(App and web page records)
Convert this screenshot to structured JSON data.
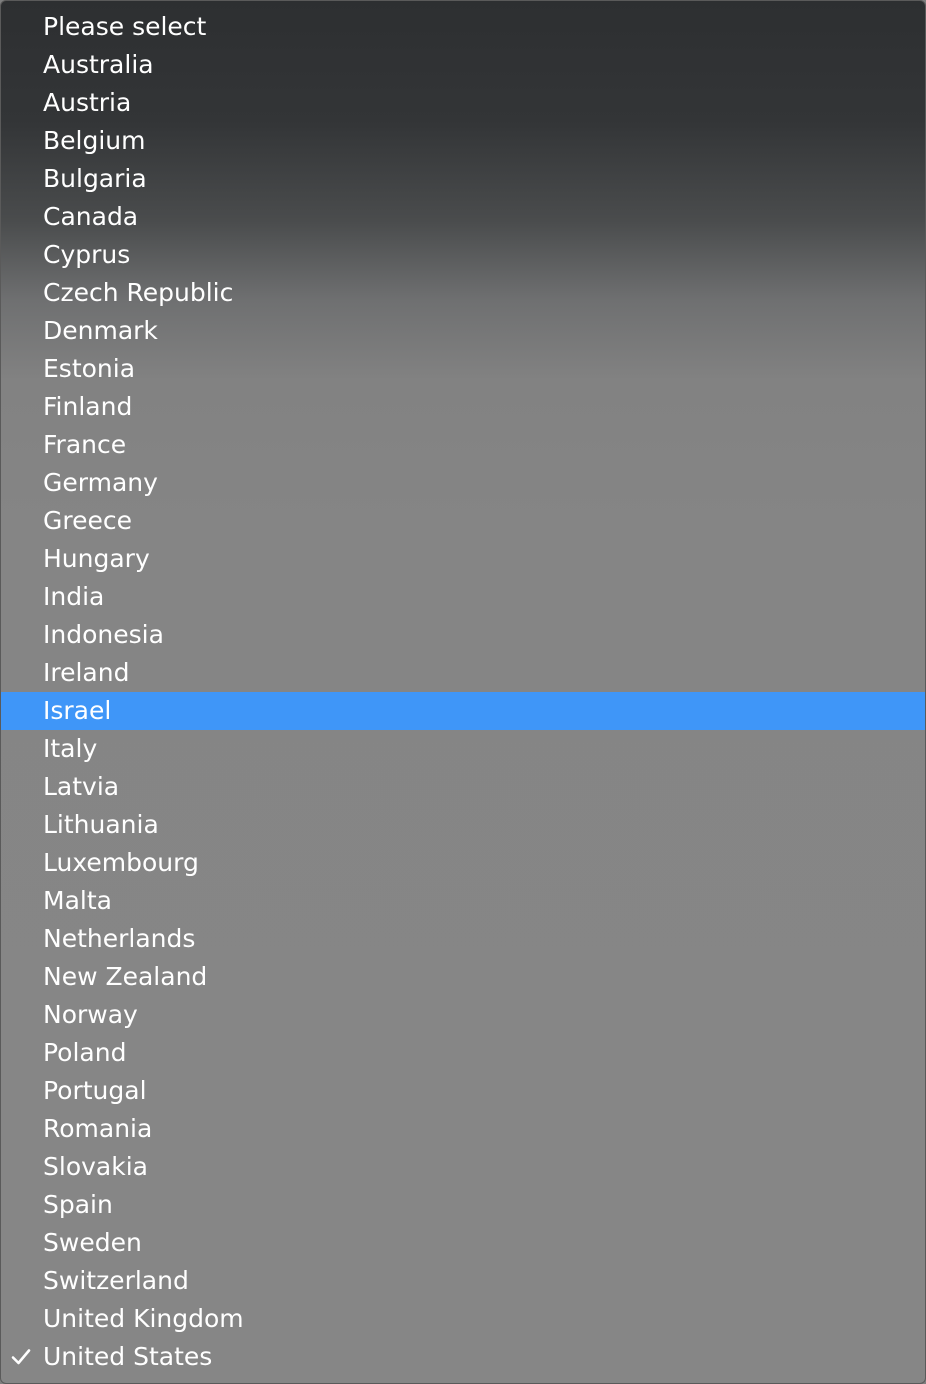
{
  "menu": {
    "highlight_color": "#3f96f8",
    "items": [
      {
        "label": "Please select"
      },
      {
        "label": "Australia"
      },
      {
        "label": "Austria"
      },
      {
        "label": "Belgium"
      },
      {
        "label": "Bulgaria"
      },
      {
        "label": "Canada"
      },
      {
        "label": "Cyprus"
      },
      {
        "label": "Czech Republic"
      },
      {
        "label": "Denmark"
      },
      {
        "label": "Estonia"
      },
      {
        "label": "Finland"
      },
      {
        "label": "France"
      },
      {
        "label": "Germany"
      },
      {
        "label": "Greece"
      },
      {
        "label": "Hungary"
      },
      {
        "label": "India"
      },
      {
        "label": "Indonesia"
      },
      {
        "label": "Ireland"
      },
      {
        "label": "Israel",
        "highlighted": true
      },
      {
        "label": "Italy"
      },
      {
        "label": "Latvia"
      },
      {
        "label": "Lithuania"
      },
      {
        "label": "Luxembourg"
      },
      {
        "label": "Malta"
      },
      {
        "label": "Netherlands"
      },
      {
        "label": "New Zealand"
      },
      {
        "label": "Norway"
      },
      {
        "label": "Poland"
      },
      {
        "label": "Portugal"
      },
      {
        "label": "Romania"
      },
      {
        "label": "Slovakia"
      },
      {
        "label": "Spain"
      },
      {
        "label": "Sweden"
      },
      {
        "label": "Switzerland"
      },
      {
        "label": "United Kingdom"
      },
      {
        "label": "United States",
        "selected": true,
        "icon": "checkmark-icon"
      }
    ]
  }
}
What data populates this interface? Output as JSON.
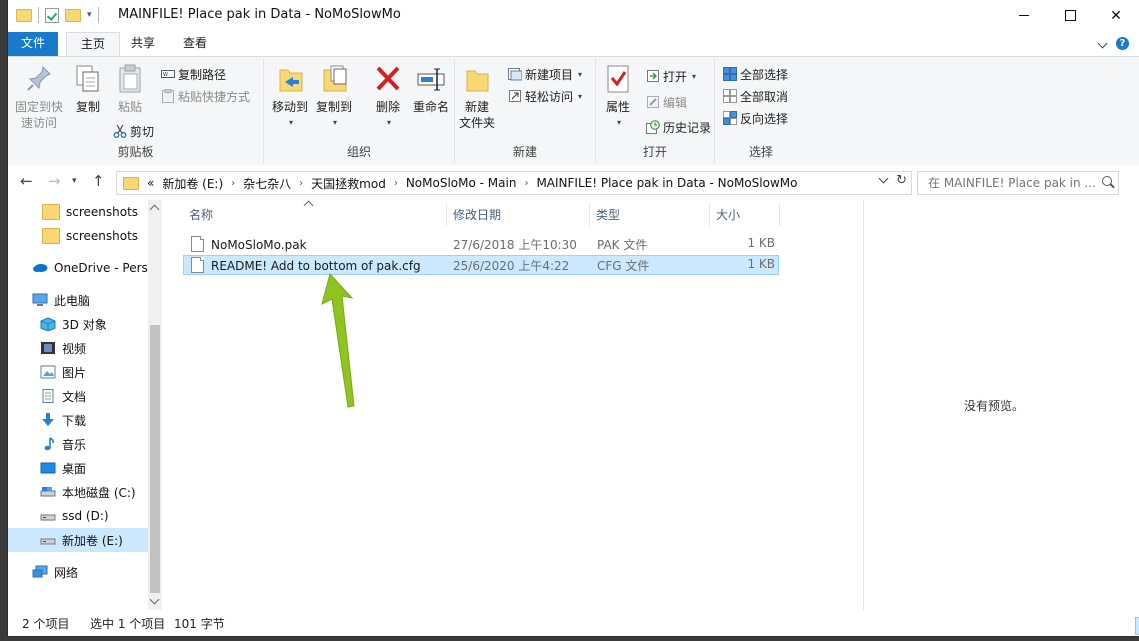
{
  "window": {
    "title": "MAINFILE! Place pak in Data - NoMoSlowMo"
  },
  "ribbon_tabs": [
    {
      "label": "文件"
    },
    {
      "label": "主页"
    },
    {
      "label": "共享"
    },
    {
      "label": "查看"
    }
  ],
  "ribbon": {
    "clipboard": {
      "pin": "固定到快",
      "pin2": "速访问",
      "copy": "复制",
      "paste": "粘贴",
      "copy_path": "复制路径",
      "paste_shortcut": "粘贴快捷方式",
      "cut": "剪切",
      "label": "剪贴板"
    },
    "organize": {
      "move_to": "移动到",
      "copy_to": "复制到",
      "delete": "删除",
      "rename": "重命名",
      "label": "组织"
    },
    "new": {
      "new_folder": "新建",
      "new_folder2": "文件夹",
      "new_item": "新建项目",
      "easy_access": "轻松访问",
      "label": "新建"
    },
    "open": {
      "properties": "属性",
      "open": "打开",
      "edit": "编辑",
      "history": "历史记录",
      "label": "打开"
    },
    "select": {
      "select_all": "全部选择",
      "select_none": "全部取消",
      "invert": "反向选择",
      "label": "选择"
    }
  },
  "address": {
    "overflow": "«",
    "crumbs": [
      "新加卷 (E:)",
      "杂七杂八",
      "天国拯救mod",
      "NoMoSloMo - Main",
      "MAINFILE! Place pak in Data - NoMoSlowMo"
    ]
  },
  "search": {
    "placeholder": "在 MAINFILE! Place pak in ..."
  },
  "nav": [
    {
      "label": "screenshots",
      "icon": "folder-icon"
    },
    {
      "label": "screenshots",
      "icon": "folder-icon"
    },
    {
      "label": "OneDrive - Personal",
      "icon": "cloud-icon"
    },
    {
      "label": "此电脑",
      "icon": "pc-icon"
    },
    {
      "label": "3D 对象",
      "icon": "cube-icon"
    },
    {
      "label": "视频",
      "icon": "video-icon"
    },
    {
      "label": "图片",
      "icon": "picture-icon"
    },
    {
      "label": "文档",
      "icon": "document-icon"
    },
    {
      "label": "下载",
      "icon": "download-icon"
    },
    {
      "label": "音乐",
      "icon": "music-icon"
    },
    {
      "label": "桌面",
      "icon": "desktop-icon"
    },
    {
      "label": "本地磁盘 (C:)",
      "icon": "drive-icon"
    },
    {
      "label": "ssd (D:)",
      "icon": "drive-icon"
    },
    {
      "label": "新加卷 (E:)",
      "icon": "drive-icon"
    },
    {
      "label": "网络",
      "icon": "network-icon"
    }
  ],
  "columns": {
    "name": "名称",
    "modified": "修改日期",
    "type": "类型",
    "size": "大小"
  },
  "files": [
    {
      "name": "NoMoSloMo.pak",
      "modified": "27/6/2018 上午10:30",
      "type": "PAK 文件",
      "size": "1 KB"
    },
    {
      "name": "README! Add to bottom of pak.cfg",
      "modified": "25/6/2020 上午4:22",
      "type": "CFG 文件",
      "size": "1 KB"
    }
  ],
  "preview": {
    "empty": "没有预览。"
  },
  "status": {
    "count": "2 个项目",
    "selected": "选中 1 个项目",
    "bytes": "101 字节"
  },
  "colors": {
    "accent": "#1979ca",
    "selection": "#cce8ff",
    "annotation_arrow": "#8fc31f"
  }
}
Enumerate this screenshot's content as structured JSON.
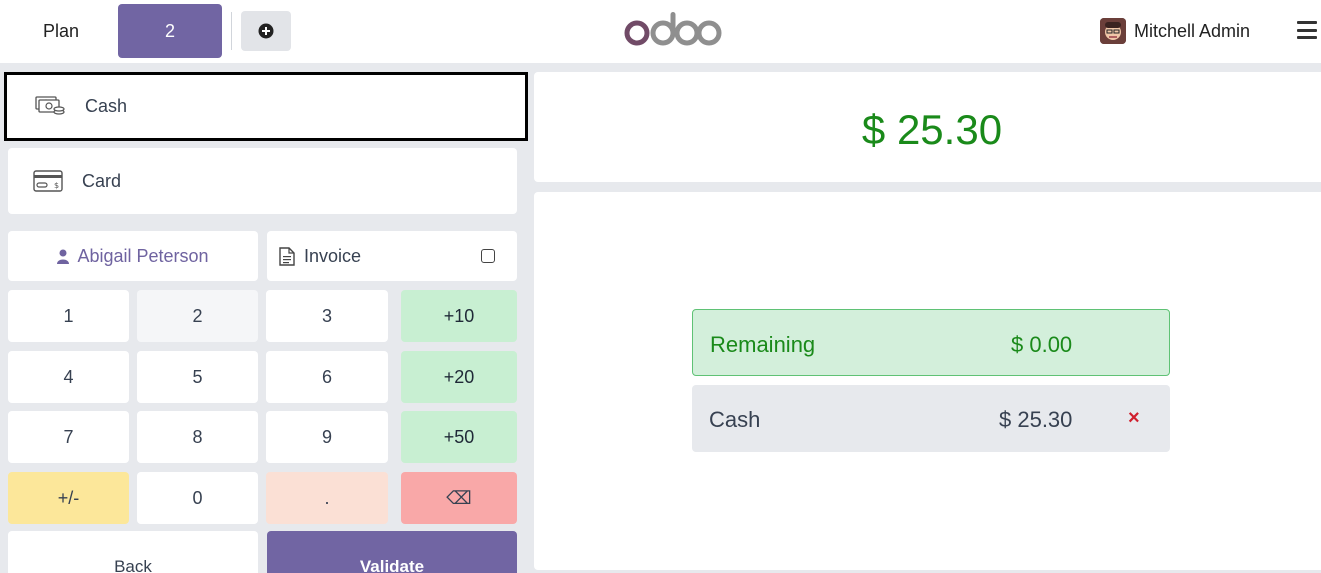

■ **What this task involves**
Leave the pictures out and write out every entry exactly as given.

■ **Result**
Convert this screenshot to structured JSON data.
{
  "menu": {
    "highlight_color": "#3f96f8",
    "items": [
      {
        "label": "Please select"
      },
      {
        "label": "Australia"
      },
      {
        "label": "Austria"
      },
      {
        "label": "Belgium"
      },
      {
        "label": "Bulgaria"
      },
      {
        "label": "Canada"
      },
      {
        "label": "Cyprus"
      },
      {
        "label": "Czech Republic"
      },
      {
        "label": "Denmark"
      },
      {
        "label": "Estonia"
      },
      {
        "label": "Finland"
      },
      {
        "label": "France"
      },
      {
        "label": "Germany"
      },
      {
        "label": "Greece"
      },
      {
        "label": "Hungary"
      },
      {
        "label": "India"
      },
      {
        "label": "Indonesia"
      },
      {
        "label": "Ireland"
      },
      {
        "label": "Israel",
        "highlighted": true
      },
      {
        "label": "Italy"
      },
      {
        "label": "Latvia"
      },
      {
        "label": "Lithuania"
      },
      {
        "label": "Luxembourg"
      },
      {
        "label": "Malta"
      },
      {
        "label": "Netherlands"
      },
      {
        "label": "New Zealand"
      },
      {
        "label": "Norway"
      },
      {
        "label": "Poland"
      },
      {
        "label": "Portugal"
      },
      {
        "label": "Romania"
      },
      {
        "label": "Slovakia"
      },
      {
        "label": "Spain"
      },
      {
        "label": "Sweden"
      },
      {
        "label": "Switzerland"
      },
      {
        "label": "United Kingdom"
      },
      {
        "label": "United States",
        "selected": true,
        "icon": "checkmark-icon"
      }
    ]
  }
}
What data populates this interface? Output as JSON.
{
  "window": {
    "title": "MAINFILE! Place pak in Data - NoMoSlowMo"
  },
  "ribbon_tabs": [
    {
      "label": "文件"
    },
    {
      "label": "主页"
    },
    {
      "label": "共享"
    },
    {
      "label": "查看"
    }
  ],
  "ribbon": {
    "clipboard": {
      "pin": "固定到快",
      "pin2": "速访问",
      "copy": "复制",
      "paste": "粘贴",
      "copy_path": "复制路径",
      "paste_shortcut": "粘贴快捷方式",
      "cut": "剪切",
      "label": "剪贴板"
    },
    "organize": {
      "move_to": "移动到",
      "copy_to": "复制到",
      "delete": "删除",
      "rename": "重命名",
      "label": "组织"
    },
    "new": {
      "new_folder": "新建",
      "new_folder2": "文件夹",
      "new_item": "新建项目",
      "easy_access": "轻松访问",
      "label": "新建"
    },
    "open": {
      "properties": "属性",
      "open": "打开",
      "edit": "编辑",
      "history": "历史记录",
      "label": "打开"
    },
    "select": {
      "select_all": "全部选择",
      "select_none": "全部取消",
      "invert": "反向选择",
      "label": "选择"
    }
  },
  "address": {
    "overflow": "«",
    "crumbs": [
      "新加卷 (E:)",
      "杂七杂八",
      "天国拯救mod",
      "NoMoSloMo - Main",
      "MAINFILE! Place pak in Data - NoMoSlowMo"
    ]
  },
  "search": {
    "placeholder": "在 MAINFILE! Place pak in ..."
  },
  "nav": [
    {
      "label": "screenshots",
      "icon": "folder-icon"
    },
    {
      "label": "screenshots",
      "icon": "folder-icon"
    },
    {
      "label": "OneDrive - Personal",
      "icon": "cloud-icon"
    },
    {
      "label": "此电脑",
      "icon": "pc-icon"
    },
    {
      "label": "3D 对象",
      "icon": "cube-icon"
    },
    {
      "label": "视频",
      "icon": "video-icon"
    },
    {
      "label": "图片",
      "icon": "picture-icon"
    },
    {
      "label": "文档",
      "icon": "document-icon"
    },
    {
      "label": "下载",
      "icon": "download-icon"
    },
    {
      "label": "音乐",
      "icon": "music-icon"
    },
    {
      "label": "桌面",
      "icon": "desktop-icon"
    },
    {
      "label": "本地磁盘 (C:)",
      "icon": "drive-icon"
    },
    {
      "label": "ssd (D:)",
      "icon": "drive-icon"
    },
    {
      "label": "新加卷 (E:)",
      "icon": "drive-icon"
    },
    {
      "label": "网络",
      "icon": "network-icon"
    }
  ],
  "columns": {
    "name": "名称",
    "modified": "修改日期",
    "type": "类型",
    "size": "大小"
  },
  "files": [
    {
      "name": "NoMoSloMo.pak",
      "modified": "27/6/2018 上午10:30",
      "type": "PAK 文件",
      "size": "1 KB"
    },
    {
      "name": "README! Add to bottom of pak.cfg",
      "modified": "25/6/2020 上午4:22",
      "type": "CFG 文件",
      "size": "1 KB"
    }
  ],
  "preview": {
    "empty": "没有预览。"
  },
  "status": {
    "count": "2 个项目",
    "selected": "选中 1 个项目",
    "bytes": "101 字节"
  },
  "colors": {
    "accent": "#1979ca",
    "selection": "#cce8ff",
    "annotation_arrow": "#8fc31f"
  }
}
Enumerate this screenshot's content as structured JSON.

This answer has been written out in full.